Neutral rein contact is an amount your horse doesn’t recognize as a signal – think of child’s hand resting in her father’s as they walk to the mailbox. The aid happens when Dad squeezes the child’s hand to cross the street or to guide around something yucky on the sidewalk.

A bit about bits

Most horse people have collected a tack box of bits in the quest or to solve every bit evasion. Fat snaffles, plastic mouthpieces, bits labelled “happy’ or “humane” and naturally, going bitless, are answers and anecdotes for a kinder solution.

 When meeting a rider in a clinic or for a lesson, I typically ask why they’ve chosen their bit or tack.  Responses vary: it’s the bit that came with horse when I bought him; it’s what everyone’s using;  honestly, I just like the look of it.

Technology allows researchers to peek inside the equine mouth, noting movements of the bit in relation to the horse’s tongue, teeth and palate.  Now, with a wealth of evidence available to us, we can make wiser bit choices – by analysis, not accident.

Before heading to the tack store for a different bit, ask yourself:

  • Does my horse completely grasp my system of signals and associated responses?
  • Am I delivering my message skillfully?
  • Do I understand the mechanics of how this bit works and on which parts of the horse’s mouth?

 If the answer is yes to these questions, only then explore a different choice of bit.

Stepping up the bit level for a horse who hasn’t mastered the basics, is only amplifying signals he doesn’t fully understand. It’s is like using a megaphone to communicate a foreign language. Louder isn’t clearer – it’s just scarier.  Regardless of the bit, our ultimate goal is to use a whisper – the lightest of pressures.

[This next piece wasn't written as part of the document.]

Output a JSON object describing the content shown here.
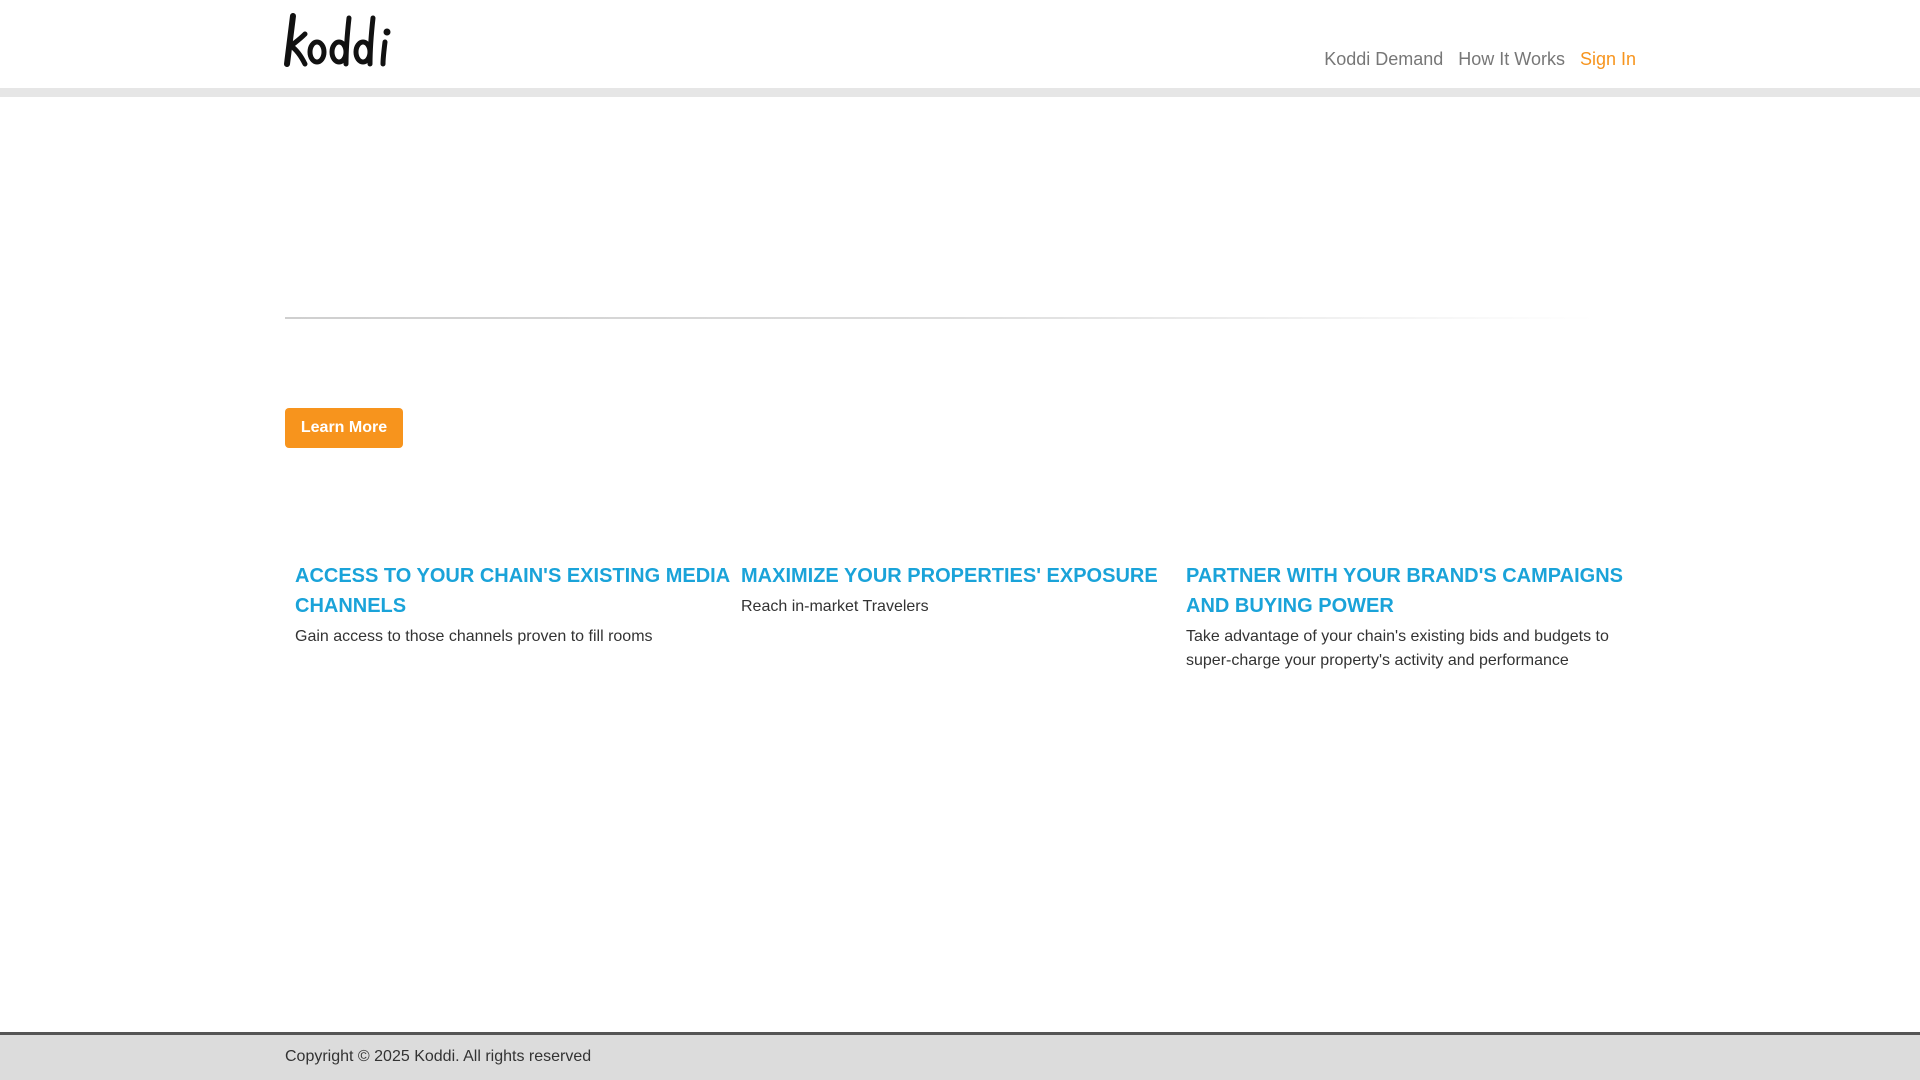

Bits have found their way out of stable tack rooms into the idioms of common culture: Chomping at the bit, clenching the bit and stiff-necked paint a powerful picture in literature and evoke emotion in art. But they’re not the picture we hope for in our horse and rider partnerships.